Again, both human and dog skin have little oil glands that keep skin and hair soft.

In the canine world, dogs that have been bred to work in water will have super active oil glands that help them maintain a waterproof coat. So, if you’re heading for shampoo that deals with oily hair, you might say you have the hair of a Retriever!

However, many dogs have rather more complex hair structures than us.

Pica, my Husky pal, for example has an undercoat of really soft fluffy hair that keeps her warm, and a top coat of stiff or guard hairs that help her keep dry. This so-called double coat is designed especially for her native climate, the frostier parts of Canada and Russia.

The Gremlins next door are Silky Terriers that were bred for warmer climates. Therefore, they have no undercoat but they do have a long, soft, top coat. It is also oily which makes them super shiny but also means they need a lot of brushing.

Interestingly, dogs that have a single layer are said to have hair while dogs that have a double coat are said to have fur.

While dogs have different fur textures, like the wire-haired dachshund, feathery Shih Tzu, and woolly Poodle, healthy coats all look attractive and feel good when you run your hands over them.

If you don’t get a good look or it doesn’t feel right, it pays to consider why.

Dry fur

Healthy hair is made up mostly of keratin, living cells that are produced by the body and pushed out from the skin. As the cells grow out, they die and form a layer around the younger cells beneath. If the keratin is damaged, you can get fur that feels dry or rough to the touch.

If your dog seems otherwise perfectly healthy and happy, first take a look at your grooming rituals. Are you using a shampoo that is too harsh? Or perhaps towel-drying to roughly? Or using a blast of heat to style your pet’s coat?

If you think this is the issue, then consider skipping a few baths and go in for some soft brushing instead. And change the way you groom your pet.

If your dog has a difficult coat, speak to a professional groomer for special tips.

Sun damage

As we live in the tropics, pets who spend time sunning may pick up natural highlights.

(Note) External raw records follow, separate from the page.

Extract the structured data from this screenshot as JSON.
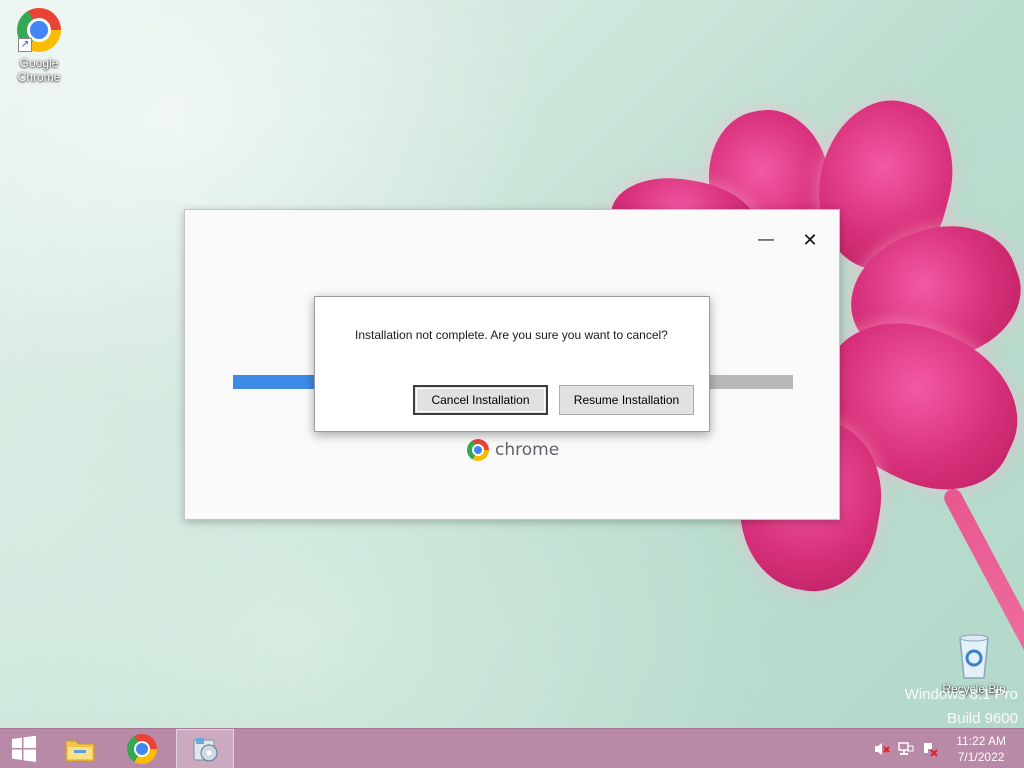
{
  "desktop": {
    "icons": [
      {
        "label": "Google Chrome"
      },
      {
        "label": "Recycle Bin"
      }
    ],
    "watermark": {
      "line1": "Windows 8.1 Pro",
      "line2": "Build 9600"
    }
  },
  "installer": {
    "minimize_glyph": "—",
    "close_glyph": "✕",
    "progress": 0.15,
    "brand_text": "chrome"
  },
  "dialog": {
    "message": "Installation not complete. Are you sure you want to cancel?",
    "cancel_label": "Cancel Installation",
    "resume_label": "Resume Installation"
  },
  "taskbar": {
    "items": [
      "start-icon",
      "file-explorer-icon",
      "chrome-icon",
      "installer-icon"
    ],
    "tray": [
      "volume-muted-icon",
      "network-icon",
      "action-center-icon"
    ],
    "time": "11:22 AM",
    "date": "7/1/2022"
  },
  "colors": {
    "progress_fill": "#3c8ce7",
    "taskbar": "#b88aa7"
  }
}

It’s super pretty but it can also lead to dry hair and split ends. So if you have a sunbather, consider that you may need to add a conditioner to your grooming ritual.

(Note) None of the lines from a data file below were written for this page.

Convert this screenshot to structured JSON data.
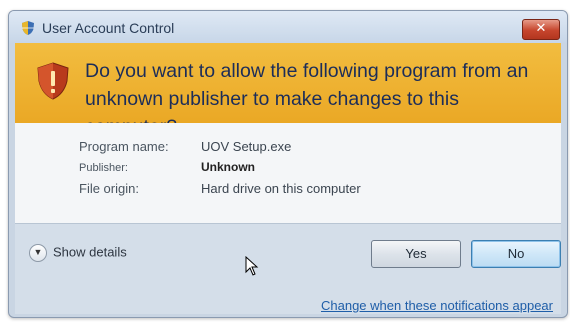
{
  "window": {
    "title": "User Account Control",
    "close_label": "✕"
  },
  "banner": {
    "question": "Do you want to allow the following program from an unknown publisher to make changes to this computer?"
  },
  "details": {
    "program_name_label": "Program name:",
    "program_name_value": "UOV Setup.exe",
    "publisher_label": "Publisher:",
    "publisher_value": "Unknown",
    "file_origin_label": "File origin:",
    "file_origin_value": "Hard drive on this computer"
  },
  "footer": {
    "show_details_label": "Show details",
    "yes_label": "Yes",
    "no_label": "No",
    "notifications_link": "Change when these notifications appear"
  },
  "icons": {
    "title_icon": "uac-shield-icon",
    "banner_icon": "warning-shield-icon",
    "details_toggle": "chevron-down-icon",
    "pointer": "mouse-cursor-icon"
  },
  "colors": {
    "banner": "#eaa825",
    "question_text": "#1c2d59",
    "link": "#1f5ea8",
    "close_button": "#c6452d"
  }
}
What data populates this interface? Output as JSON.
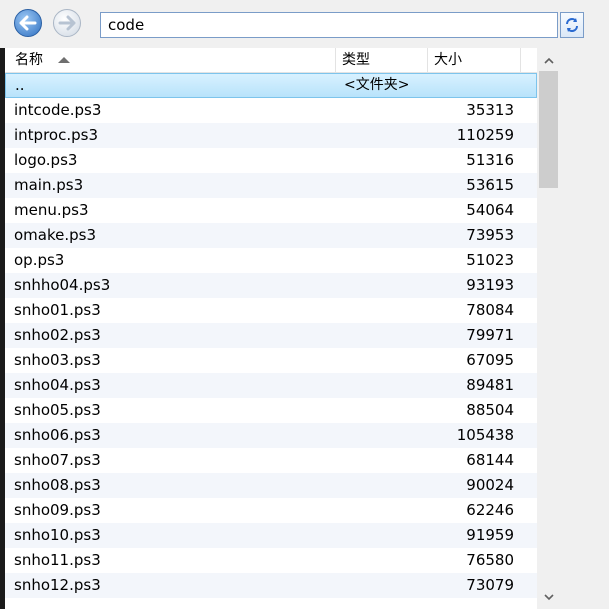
{
  "address": {
    "path": "code"
  },
  "columns": {
    "name": "名称",
    "type": "类型",
    "size": "大小"
  },
  "parent_row": {
    "name": "..",
    "type": "<文件夹>"
  },
  "files": [
    {
      "name": "intcode.ps3",
      "size": "35313"
    },
    {
      "name": "intproc.ps3",
      "size": "110259"
    },
    {
      "name": "logo.ps3",
      "size": "51316"
    },
    {
      "name": "main.ps3",
      "size": "53615"
    },
    {
      "name": "menu.ps3",
      "size": "54064"
    },
    {
      "name": "omake.ps3",
      "size": "73953"
    },
    {
      "name": "op.ps3",
      "size": "51023"
    },
    {
      "name": "snhho04.ps3",
      "size": "93193"
    },
    {
      "name": "snho01.ps3",
      "size": "78084"
    },
    {
      "name": "snho02.ps3",
      "size": "79971"
    },
    {
      "name": "snho03.ps3",
      "size": "67095"
    },
    {
      "name": "snho04.ps3",
      "size": "89481"
    },
    {
      "name": "snho05.ps3",
      "size": "88504"
    },
    {
      "name": "snho06.ps3",
      "size": "105438"
    },
    {
      "name": "snho07.ps3",
      "size": "68144"
    },
    {
      "name": "snho08.ps3",
      "size": "90024"
    },
    {
      "name": "snho09.ps3",
      "size": "62246"
    },
    {
      "name": "snho10.ps3",
      "size": "91959"
    },
    {
      "name": "snho11.ps3",
      "size": "76580"
    },
    {
      "name": "snho12.ps3",
      "size": "73079"
    }
  ],
  "icons": {
    "back": "back-arrow-icon",
    "forward": "forward-arrow-icon",
    "refresh": "refresh-icon",
    "sort": "sort-ascending-icon",
    "scroll_up": "scroll-up-icon",
    "scroll_down": "scroll-down-icon"
  },
  "colors": {
    "accent": "#2e6fc0",
    "selection": "#cfeeff",
    "row_alt": "#f3f6fb"
  }
}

Also, keep an eye on ears and noses. Like us, dogs can get sunburned. If it peels, you may get infections.

And there’s also the possibility that long-term damage may lead to skin cancer. If you’re concerned, talk to your vet.

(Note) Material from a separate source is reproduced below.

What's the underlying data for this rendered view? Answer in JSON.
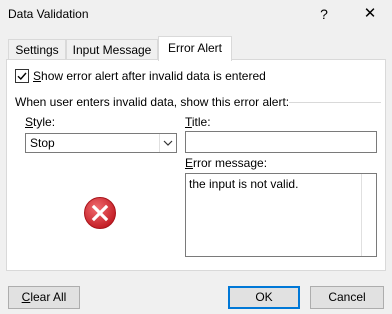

They are what they eat

As hair is produced by the body, there’s a lot of sense to the old adage what you eat is going to affect how you look. While quality commercial dog food is created to give your pet an array of vitamins and minerals needed to keep healthy, some dogs have their own special challenges.

If your pet is elderly, has tummy troubles or allergies, or is a picky eater, you may need to add in some extra vitamins.

The ones that are directly linked to a dull or problem coat include biotin, vitamin A, zinc, copper and selenium.

Supplements can be useful; however, overdosing can be a big risk. As too many vitamins can lead to serious and fatal health issues including kidney damage, always consult your vet first.

What you can do is to swap out the occasional commercial food for a bowl of chopped red meat, sardines or tuna, with a sprinkling of carrots. This simple dish provides a good vitamin punch and it’s a pawsome treat as well.

What the eye doesn’t see

If you see your pet’s coat is dull and the skin is also irritated, first ask yourself when you last dewormed and pest-proofed your pet.

Tummy worms can cause all kinds of health issues including a poor coat. In addition, tiny pests on the skin like mites and fleas can cause skin irritation and that will lead to coat issues.

To keep your pet healthy, be sure to keep to a regular deworming schedule and use proper flea and mite products.

Deeper issues

Like us humans, dogs sometimes develop other health conditions that cause dull fur and itchy skin like thyroid imbalance, hormone issues and canine psoriasis, a skin disorder that results in a super itchy scaly rash.

Luckily, most can be put right but it does take diagnosis and proper treatment.

So if basic care doesn’t make a difference, or you also see your pet being depressed, low in energy or otherwise not quite right, go and see your vet.